Heterogeneity Comparisons Over Time and Across Journals
Using the effective number of universities metric changes many of the quantitative conclusions in the study. The trend toward journals publishing more articles over time and the differences between the count of articles published annually across the four journals leads Wellmon and Piper to mistakenly identify more recent and larger journals as less heterogeneous. For example, we reproduce Wellmon and Piper’s Figure 4, which examines the trend in heterogeneity across the four journals over time, using the effective number of universities metric in figure 3 (fig. 3). In the figure, the black line indicates the heterogeneity with respect to the authors’ current institution and the red line indicates heterogeneity with respect to the authors’ PhD institution. Wellmon and Piper’s graph indicates a long-term decline in heterogeneity, but little change since 1990. While we also observe little change since 1990, the “effective number of firms” metric indicates a longer-term trend towards greater diversity.
Similarly, we come to different conclusions about the relative level of heterogeneity across the four journals. In table 1, we present the effective number of universities for each journal both in terms of the current and PhD university affiliations of the authors, along with 95 percent confidence intervals, using the methodology in Chao and Jost.

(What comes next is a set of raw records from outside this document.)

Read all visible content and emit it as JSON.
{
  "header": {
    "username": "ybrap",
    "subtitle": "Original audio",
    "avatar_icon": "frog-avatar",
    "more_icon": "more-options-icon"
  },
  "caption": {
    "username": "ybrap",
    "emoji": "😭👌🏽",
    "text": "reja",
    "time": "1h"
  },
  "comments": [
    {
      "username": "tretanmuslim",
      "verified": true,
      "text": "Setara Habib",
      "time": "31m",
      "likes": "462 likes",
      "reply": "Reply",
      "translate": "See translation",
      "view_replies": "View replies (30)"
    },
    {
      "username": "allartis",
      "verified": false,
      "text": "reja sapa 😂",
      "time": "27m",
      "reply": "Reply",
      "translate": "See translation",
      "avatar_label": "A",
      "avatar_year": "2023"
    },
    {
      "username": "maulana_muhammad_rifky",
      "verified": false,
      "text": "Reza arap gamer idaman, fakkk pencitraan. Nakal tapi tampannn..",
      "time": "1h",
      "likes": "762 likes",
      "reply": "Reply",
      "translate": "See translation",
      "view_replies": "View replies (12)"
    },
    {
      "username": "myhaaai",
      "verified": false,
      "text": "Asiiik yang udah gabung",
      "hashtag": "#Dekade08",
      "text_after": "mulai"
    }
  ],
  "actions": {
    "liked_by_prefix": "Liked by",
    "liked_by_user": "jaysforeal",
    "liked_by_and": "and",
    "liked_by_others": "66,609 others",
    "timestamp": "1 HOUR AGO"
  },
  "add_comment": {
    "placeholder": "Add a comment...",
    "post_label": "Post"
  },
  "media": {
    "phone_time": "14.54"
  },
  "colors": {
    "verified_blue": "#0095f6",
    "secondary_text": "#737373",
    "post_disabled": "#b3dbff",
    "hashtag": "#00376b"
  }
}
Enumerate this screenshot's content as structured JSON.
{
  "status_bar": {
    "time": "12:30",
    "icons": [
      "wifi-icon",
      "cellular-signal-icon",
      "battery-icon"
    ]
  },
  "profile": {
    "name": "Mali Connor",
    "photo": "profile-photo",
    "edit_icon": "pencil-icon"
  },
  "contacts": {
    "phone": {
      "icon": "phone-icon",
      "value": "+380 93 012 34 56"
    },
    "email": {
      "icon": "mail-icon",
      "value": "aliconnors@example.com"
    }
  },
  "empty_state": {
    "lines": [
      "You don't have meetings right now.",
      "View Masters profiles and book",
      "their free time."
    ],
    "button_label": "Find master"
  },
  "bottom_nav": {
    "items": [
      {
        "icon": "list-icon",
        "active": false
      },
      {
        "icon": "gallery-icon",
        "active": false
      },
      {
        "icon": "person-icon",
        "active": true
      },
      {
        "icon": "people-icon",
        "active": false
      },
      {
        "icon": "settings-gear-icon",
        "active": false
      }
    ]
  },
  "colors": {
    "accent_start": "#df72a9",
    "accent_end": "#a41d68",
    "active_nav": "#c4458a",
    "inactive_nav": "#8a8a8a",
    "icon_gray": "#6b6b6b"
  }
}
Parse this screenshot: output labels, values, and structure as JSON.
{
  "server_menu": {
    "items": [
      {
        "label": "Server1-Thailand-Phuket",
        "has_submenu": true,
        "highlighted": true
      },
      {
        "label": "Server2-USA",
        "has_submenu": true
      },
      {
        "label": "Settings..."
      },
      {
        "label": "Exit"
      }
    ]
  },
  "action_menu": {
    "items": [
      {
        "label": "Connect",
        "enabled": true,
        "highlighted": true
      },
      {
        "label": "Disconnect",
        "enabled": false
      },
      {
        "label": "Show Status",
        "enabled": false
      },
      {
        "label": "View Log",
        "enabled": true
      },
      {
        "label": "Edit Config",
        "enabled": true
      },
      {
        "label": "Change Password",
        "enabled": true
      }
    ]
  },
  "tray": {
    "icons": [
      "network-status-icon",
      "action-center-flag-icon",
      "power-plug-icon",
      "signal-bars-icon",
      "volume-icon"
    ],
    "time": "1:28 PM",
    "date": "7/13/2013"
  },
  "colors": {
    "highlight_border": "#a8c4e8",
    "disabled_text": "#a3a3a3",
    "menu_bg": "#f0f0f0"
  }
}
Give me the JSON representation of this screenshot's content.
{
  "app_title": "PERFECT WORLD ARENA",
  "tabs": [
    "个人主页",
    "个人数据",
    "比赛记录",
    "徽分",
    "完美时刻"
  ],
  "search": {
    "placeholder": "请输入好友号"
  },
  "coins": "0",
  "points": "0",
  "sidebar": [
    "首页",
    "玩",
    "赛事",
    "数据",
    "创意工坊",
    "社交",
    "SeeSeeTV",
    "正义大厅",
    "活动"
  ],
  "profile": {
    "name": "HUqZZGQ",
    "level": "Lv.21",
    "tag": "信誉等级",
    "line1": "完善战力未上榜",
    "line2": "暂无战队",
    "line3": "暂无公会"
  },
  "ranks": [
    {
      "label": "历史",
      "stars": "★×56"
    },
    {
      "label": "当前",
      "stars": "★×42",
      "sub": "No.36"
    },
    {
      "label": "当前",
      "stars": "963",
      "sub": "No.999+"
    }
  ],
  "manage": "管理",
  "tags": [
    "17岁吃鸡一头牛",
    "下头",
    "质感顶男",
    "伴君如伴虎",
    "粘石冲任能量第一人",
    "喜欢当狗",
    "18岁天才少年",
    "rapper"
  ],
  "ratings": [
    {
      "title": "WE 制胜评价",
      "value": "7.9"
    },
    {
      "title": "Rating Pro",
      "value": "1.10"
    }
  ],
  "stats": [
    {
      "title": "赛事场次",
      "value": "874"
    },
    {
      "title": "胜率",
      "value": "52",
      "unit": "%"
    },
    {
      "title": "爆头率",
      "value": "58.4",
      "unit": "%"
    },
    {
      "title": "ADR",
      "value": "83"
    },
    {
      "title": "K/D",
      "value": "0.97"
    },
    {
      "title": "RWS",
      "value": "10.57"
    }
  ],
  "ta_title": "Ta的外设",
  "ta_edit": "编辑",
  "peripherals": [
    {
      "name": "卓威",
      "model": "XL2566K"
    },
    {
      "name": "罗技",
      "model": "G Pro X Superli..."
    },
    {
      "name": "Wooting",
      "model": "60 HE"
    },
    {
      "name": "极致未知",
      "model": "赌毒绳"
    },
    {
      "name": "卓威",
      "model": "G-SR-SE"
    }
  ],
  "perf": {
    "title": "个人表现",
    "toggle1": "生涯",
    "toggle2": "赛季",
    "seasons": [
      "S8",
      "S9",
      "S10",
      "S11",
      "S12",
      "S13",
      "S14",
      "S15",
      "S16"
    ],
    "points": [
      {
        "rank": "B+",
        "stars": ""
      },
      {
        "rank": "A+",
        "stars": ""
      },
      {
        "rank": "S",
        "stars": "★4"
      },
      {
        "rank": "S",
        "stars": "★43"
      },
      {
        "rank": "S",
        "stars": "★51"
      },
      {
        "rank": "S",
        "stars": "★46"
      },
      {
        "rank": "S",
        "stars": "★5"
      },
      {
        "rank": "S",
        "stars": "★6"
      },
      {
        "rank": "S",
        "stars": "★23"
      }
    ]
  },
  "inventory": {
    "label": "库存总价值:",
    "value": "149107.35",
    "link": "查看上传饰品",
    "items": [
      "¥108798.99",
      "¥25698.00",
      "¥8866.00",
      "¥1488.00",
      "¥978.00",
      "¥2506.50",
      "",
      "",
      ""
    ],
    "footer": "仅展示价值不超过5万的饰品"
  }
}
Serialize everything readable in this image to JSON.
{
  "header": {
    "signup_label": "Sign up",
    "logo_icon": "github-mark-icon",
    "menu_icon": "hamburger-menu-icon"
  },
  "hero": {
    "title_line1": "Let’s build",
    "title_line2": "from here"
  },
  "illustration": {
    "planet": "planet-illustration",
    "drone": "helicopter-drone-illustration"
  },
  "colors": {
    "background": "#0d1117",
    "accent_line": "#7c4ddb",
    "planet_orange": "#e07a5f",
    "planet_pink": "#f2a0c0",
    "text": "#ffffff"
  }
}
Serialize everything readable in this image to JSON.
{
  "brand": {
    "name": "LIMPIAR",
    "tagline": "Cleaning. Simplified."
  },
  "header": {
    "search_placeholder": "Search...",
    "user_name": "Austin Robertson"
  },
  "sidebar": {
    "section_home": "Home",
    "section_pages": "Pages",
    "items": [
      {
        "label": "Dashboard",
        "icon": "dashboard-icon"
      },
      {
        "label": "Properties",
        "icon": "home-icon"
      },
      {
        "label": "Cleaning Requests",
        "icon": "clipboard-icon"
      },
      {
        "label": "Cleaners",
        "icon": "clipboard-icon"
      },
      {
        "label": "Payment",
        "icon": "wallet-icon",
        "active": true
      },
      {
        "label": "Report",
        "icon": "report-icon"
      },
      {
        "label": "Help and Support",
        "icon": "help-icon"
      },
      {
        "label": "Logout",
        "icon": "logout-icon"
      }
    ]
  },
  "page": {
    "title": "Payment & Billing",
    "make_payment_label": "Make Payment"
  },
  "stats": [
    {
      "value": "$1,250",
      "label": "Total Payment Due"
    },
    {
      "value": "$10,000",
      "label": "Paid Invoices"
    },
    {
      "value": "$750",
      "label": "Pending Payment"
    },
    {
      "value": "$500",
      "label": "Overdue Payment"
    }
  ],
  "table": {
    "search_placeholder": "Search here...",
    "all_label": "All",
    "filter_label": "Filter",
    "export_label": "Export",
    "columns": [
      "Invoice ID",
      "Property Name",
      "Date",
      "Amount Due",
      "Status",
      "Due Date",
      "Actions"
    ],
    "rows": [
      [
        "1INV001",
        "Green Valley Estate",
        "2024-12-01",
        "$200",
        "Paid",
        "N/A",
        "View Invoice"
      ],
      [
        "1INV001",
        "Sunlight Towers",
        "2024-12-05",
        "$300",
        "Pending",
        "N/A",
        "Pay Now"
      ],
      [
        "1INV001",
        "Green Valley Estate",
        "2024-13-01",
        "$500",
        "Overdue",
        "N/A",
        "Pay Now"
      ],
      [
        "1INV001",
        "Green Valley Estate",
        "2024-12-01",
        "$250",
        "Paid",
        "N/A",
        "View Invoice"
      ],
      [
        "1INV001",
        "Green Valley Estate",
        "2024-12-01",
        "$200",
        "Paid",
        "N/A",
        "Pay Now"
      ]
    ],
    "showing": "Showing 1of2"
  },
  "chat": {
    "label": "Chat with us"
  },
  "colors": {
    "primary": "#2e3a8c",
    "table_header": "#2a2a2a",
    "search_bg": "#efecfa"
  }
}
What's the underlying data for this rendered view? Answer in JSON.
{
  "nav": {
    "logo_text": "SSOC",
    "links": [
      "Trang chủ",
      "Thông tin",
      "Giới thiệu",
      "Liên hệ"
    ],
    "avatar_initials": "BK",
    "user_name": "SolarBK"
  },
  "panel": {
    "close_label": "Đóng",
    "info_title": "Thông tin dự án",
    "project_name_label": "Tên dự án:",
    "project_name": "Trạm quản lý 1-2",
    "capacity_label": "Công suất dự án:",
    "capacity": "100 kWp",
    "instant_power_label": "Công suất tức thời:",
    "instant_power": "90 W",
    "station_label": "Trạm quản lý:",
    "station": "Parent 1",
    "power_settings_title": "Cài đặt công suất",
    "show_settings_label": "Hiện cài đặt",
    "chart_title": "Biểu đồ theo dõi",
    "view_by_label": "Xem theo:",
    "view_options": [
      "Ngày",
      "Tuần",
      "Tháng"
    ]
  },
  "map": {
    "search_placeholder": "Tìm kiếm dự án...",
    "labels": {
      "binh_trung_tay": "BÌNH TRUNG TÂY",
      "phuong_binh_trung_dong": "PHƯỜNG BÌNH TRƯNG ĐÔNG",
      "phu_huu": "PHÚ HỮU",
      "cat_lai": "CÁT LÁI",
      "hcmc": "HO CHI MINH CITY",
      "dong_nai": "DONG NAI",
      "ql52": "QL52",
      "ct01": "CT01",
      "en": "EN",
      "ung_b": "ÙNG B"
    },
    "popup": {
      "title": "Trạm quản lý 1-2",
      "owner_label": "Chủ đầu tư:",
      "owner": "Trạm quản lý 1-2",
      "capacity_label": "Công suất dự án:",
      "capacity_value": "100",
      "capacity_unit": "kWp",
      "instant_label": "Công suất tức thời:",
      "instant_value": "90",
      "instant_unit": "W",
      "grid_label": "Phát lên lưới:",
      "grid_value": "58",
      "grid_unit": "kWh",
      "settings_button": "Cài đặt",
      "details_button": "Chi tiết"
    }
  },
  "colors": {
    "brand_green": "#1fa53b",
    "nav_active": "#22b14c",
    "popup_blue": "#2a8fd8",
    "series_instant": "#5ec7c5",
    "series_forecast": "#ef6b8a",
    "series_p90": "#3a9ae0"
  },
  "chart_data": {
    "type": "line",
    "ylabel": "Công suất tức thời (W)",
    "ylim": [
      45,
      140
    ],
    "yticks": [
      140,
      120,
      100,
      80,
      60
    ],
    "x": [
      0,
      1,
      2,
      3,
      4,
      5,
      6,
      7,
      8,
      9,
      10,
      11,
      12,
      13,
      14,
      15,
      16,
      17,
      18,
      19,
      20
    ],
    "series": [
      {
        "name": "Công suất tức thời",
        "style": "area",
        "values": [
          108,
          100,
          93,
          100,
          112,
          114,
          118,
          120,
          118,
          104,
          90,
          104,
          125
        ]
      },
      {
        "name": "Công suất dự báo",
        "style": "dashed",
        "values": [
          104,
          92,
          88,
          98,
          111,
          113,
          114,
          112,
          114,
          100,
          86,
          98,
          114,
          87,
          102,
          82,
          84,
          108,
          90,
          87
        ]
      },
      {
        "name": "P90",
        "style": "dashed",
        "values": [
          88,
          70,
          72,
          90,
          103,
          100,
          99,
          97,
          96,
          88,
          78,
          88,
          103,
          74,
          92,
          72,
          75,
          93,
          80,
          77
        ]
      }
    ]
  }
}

We find that New Literary History (NLH) and PMLA are the most heterogeneous, both in terms of the author’s current and PhD affiliations. Representations is the least heterogeneous. Critical Inquiry (CI) falls in the middle. Unlike Wellmon and Piper, we find this ranking to be consistent across the types of author affiliation. The journals with more diverse institutional representation in terms of current author affiliation are also more diverse in terms of where the author received their PhD. However, we do observe that there is greater disparity across journals when examining the diversity of the authors’ current affiliation than the PhD affiliation.